• What needs to be done
Find each line below containing the word "调整计算机的设置" and copy it.

(Recorded data)
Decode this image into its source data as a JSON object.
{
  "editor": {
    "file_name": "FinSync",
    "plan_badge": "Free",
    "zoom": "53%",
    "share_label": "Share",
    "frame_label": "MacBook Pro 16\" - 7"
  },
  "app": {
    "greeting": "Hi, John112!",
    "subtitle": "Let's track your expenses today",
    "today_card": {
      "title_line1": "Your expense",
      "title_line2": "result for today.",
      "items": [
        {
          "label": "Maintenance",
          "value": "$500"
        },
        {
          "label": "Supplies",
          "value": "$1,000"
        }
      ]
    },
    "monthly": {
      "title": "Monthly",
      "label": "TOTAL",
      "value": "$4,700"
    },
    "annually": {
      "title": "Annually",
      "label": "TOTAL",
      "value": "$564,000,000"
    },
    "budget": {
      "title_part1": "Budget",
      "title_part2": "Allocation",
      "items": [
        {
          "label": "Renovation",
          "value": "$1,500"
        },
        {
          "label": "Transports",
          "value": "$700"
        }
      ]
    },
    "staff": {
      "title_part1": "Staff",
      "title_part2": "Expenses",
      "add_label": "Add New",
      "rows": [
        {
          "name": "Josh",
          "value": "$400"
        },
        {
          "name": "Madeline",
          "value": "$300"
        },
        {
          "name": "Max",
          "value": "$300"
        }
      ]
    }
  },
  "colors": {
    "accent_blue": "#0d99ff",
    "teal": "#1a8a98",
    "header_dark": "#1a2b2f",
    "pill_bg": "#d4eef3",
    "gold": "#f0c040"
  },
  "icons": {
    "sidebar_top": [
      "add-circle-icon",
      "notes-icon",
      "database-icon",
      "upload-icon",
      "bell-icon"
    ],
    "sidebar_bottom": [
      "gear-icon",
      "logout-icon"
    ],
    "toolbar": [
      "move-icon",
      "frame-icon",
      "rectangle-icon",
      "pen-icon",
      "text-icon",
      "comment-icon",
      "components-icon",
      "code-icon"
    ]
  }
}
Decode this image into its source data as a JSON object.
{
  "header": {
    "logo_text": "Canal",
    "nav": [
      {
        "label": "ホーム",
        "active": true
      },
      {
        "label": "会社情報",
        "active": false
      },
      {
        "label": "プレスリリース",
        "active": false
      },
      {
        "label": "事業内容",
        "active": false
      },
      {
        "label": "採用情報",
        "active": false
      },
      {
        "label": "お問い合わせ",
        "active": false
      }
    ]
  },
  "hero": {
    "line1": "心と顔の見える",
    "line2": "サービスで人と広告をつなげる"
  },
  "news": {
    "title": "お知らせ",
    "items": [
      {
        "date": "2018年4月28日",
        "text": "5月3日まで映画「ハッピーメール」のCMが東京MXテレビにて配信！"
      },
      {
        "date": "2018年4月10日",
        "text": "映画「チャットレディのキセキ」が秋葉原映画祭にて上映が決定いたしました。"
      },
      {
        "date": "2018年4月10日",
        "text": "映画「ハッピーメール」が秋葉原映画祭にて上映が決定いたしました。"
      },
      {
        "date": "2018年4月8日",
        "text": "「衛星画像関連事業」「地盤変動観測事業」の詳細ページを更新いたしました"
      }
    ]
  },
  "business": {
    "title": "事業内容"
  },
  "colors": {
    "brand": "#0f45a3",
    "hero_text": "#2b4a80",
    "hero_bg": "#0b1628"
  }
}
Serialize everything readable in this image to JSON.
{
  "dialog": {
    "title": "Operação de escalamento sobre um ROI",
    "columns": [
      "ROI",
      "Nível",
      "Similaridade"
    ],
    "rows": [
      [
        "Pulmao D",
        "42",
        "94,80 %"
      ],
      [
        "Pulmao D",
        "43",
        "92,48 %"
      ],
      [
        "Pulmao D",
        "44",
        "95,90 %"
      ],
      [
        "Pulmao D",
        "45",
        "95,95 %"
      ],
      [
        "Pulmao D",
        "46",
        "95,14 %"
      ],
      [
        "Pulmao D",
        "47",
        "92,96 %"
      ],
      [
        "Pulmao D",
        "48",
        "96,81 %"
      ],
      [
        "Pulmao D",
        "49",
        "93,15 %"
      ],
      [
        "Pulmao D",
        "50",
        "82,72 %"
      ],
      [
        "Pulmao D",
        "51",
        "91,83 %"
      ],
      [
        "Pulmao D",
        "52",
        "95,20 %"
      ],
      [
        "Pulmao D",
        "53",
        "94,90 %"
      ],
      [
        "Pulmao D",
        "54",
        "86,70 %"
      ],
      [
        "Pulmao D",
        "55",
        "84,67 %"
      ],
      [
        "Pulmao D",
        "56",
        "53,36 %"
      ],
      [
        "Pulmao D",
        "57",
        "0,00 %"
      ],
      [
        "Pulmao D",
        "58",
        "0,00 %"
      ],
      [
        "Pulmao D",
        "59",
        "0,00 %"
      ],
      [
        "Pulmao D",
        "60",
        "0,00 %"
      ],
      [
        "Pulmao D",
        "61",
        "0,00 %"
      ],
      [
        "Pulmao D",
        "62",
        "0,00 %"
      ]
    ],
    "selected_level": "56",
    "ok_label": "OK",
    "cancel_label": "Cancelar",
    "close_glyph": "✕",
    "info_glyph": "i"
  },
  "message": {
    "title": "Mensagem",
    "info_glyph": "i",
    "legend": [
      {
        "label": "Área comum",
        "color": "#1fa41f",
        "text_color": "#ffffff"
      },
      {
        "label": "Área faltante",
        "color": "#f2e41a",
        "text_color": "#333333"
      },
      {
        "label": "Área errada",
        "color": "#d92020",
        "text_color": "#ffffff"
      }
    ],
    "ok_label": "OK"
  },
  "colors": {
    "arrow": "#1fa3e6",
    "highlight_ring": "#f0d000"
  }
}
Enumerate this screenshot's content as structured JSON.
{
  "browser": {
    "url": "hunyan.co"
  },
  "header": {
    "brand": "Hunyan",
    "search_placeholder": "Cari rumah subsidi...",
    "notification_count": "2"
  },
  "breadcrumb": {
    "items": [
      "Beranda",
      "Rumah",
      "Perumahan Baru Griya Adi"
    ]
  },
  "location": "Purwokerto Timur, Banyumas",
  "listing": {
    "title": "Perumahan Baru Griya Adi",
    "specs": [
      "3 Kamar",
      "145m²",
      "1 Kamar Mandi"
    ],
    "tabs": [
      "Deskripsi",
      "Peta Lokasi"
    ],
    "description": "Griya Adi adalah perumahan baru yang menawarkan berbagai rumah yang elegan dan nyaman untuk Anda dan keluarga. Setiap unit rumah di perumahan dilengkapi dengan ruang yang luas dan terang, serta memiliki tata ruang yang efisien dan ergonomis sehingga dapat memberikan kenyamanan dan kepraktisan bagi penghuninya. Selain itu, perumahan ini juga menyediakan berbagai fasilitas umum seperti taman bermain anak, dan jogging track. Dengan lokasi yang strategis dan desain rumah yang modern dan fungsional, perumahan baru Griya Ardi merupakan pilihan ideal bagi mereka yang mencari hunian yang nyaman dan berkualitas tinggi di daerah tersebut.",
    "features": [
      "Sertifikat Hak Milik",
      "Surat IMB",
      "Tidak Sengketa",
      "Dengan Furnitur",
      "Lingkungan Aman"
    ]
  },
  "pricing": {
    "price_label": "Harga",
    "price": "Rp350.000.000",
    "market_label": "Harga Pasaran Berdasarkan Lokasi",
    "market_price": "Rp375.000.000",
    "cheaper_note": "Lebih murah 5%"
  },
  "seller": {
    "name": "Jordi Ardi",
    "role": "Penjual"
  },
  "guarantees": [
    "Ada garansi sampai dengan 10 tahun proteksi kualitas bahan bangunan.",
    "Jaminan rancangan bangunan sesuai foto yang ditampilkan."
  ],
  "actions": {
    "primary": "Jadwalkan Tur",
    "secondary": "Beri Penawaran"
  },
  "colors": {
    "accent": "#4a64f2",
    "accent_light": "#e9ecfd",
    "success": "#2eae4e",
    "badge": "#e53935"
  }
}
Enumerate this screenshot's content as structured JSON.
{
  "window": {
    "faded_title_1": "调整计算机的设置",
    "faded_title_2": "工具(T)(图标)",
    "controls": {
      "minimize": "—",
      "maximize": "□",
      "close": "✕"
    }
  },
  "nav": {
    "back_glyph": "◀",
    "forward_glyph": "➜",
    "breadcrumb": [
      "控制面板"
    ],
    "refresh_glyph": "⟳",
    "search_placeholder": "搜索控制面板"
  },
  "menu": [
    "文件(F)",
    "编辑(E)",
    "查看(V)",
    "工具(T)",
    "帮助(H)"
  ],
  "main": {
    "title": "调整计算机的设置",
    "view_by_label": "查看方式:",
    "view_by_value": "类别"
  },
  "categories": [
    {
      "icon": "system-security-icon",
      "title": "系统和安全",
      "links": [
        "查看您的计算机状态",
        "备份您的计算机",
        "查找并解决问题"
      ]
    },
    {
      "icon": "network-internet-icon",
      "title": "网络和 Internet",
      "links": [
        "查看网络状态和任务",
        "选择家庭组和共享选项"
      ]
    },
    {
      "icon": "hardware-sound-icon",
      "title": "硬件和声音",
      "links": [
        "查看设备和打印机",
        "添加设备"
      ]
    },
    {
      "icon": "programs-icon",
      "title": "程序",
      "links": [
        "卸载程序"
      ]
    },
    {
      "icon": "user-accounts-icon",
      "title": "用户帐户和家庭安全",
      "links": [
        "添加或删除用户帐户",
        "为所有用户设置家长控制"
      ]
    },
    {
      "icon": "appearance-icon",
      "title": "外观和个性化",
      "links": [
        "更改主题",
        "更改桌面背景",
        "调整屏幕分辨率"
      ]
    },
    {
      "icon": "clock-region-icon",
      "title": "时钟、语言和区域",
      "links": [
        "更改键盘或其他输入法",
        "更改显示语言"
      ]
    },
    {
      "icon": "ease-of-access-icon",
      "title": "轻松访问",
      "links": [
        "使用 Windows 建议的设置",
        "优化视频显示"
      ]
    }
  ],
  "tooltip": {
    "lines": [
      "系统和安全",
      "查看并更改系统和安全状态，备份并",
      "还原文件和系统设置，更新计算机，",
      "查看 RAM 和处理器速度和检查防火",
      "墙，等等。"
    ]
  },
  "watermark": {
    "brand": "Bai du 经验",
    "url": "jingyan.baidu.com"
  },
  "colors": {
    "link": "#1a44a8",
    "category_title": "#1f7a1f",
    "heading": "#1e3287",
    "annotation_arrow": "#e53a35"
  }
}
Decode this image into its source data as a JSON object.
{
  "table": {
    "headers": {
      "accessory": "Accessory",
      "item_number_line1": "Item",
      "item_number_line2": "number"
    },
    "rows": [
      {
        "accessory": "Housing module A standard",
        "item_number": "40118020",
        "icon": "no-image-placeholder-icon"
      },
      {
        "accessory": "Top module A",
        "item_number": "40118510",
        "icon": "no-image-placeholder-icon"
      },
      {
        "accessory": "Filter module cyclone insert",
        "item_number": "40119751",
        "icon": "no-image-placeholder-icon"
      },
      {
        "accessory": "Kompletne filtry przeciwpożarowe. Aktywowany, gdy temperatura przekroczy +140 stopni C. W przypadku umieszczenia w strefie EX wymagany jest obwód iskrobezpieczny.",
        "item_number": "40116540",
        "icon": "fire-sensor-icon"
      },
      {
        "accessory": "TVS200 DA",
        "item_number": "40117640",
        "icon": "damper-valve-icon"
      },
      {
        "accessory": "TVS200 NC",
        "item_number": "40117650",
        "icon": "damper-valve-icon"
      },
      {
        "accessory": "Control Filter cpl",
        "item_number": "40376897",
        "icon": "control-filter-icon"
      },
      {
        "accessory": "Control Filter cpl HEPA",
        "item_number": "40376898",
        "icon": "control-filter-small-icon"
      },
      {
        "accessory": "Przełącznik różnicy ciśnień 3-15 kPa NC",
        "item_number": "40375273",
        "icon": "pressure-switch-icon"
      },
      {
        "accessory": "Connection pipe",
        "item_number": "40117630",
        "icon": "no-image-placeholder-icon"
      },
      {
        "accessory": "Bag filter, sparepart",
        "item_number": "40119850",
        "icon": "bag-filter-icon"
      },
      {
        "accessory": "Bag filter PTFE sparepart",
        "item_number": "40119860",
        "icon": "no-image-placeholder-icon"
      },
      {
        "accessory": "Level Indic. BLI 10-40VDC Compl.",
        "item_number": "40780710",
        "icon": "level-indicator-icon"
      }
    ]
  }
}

• Response
    "faded_title_1": "调整计算机的设置",
    "title": "调整计算机的设置",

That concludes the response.